▶ _Exercise prompt_: Could you copy each line of the entries that contains "selected"?

▶ _Dataset content_:
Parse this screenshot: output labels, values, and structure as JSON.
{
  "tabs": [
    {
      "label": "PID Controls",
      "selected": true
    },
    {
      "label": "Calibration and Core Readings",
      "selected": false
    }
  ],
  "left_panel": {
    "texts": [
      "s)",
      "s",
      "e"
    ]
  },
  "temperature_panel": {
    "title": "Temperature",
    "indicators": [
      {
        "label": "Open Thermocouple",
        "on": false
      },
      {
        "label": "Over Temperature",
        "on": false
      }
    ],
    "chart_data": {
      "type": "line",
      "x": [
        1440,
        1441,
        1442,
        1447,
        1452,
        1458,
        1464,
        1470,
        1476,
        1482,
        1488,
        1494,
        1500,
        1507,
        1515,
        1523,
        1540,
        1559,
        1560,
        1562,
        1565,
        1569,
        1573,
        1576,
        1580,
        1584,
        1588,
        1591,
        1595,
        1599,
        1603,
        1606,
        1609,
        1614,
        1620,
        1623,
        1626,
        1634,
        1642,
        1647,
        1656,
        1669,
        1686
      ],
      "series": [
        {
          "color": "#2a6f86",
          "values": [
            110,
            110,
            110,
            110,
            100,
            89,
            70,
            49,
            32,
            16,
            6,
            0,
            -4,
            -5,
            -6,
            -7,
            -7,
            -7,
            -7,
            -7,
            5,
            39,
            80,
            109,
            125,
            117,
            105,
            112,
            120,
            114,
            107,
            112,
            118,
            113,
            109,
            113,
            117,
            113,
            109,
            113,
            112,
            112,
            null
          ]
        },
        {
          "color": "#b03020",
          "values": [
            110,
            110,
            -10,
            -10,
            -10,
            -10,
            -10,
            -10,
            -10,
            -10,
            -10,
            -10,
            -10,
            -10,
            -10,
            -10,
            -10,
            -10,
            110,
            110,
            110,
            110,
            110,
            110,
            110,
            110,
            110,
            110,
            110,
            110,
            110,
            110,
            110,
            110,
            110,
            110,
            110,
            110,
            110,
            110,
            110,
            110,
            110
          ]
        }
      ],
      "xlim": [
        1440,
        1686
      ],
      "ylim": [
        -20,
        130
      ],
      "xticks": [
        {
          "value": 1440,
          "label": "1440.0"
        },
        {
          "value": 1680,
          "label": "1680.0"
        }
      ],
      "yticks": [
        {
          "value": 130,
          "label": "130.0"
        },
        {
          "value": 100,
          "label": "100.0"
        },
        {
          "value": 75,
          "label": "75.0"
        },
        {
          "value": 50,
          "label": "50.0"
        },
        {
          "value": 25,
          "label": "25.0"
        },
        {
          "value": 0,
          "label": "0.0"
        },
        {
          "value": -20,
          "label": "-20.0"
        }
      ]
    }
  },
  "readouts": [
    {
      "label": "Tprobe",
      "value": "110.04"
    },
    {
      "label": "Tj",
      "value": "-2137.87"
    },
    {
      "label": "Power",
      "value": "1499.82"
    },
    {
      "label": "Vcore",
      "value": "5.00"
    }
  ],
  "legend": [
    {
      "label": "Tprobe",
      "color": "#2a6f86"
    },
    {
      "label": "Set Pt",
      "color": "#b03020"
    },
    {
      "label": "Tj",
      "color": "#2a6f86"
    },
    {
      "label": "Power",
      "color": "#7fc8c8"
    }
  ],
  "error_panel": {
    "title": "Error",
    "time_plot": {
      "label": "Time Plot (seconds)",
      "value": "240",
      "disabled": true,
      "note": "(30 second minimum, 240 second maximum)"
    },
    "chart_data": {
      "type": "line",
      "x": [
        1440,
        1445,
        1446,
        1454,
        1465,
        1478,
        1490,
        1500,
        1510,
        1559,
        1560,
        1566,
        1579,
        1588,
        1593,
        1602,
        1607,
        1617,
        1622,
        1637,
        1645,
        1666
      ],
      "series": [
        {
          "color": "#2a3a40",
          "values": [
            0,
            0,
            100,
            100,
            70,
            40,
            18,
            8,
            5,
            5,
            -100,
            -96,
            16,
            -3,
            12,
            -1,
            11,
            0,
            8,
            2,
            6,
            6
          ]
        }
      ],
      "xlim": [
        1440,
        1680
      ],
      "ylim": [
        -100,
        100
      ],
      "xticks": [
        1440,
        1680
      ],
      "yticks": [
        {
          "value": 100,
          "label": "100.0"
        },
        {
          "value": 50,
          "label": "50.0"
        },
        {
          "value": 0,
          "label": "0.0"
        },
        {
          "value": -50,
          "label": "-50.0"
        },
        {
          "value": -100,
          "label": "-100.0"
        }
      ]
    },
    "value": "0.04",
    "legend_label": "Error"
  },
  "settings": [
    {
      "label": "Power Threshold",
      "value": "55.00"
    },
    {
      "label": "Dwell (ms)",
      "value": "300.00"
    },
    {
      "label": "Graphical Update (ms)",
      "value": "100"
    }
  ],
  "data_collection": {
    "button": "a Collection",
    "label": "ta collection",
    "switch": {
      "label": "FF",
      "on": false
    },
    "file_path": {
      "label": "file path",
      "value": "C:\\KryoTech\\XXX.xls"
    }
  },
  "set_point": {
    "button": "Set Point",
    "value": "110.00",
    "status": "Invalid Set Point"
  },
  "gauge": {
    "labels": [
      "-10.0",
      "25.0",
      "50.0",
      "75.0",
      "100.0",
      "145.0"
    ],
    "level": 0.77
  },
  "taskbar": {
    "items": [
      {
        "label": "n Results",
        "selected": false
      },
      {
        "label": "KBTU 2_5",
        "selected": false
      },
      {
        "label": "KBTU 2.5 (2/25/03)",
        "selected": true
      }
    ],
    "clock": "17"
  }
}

▶ _Result for this task_:
      "selected": true
      "selected": false
        "selected": false
        "selected": false
        "selected": true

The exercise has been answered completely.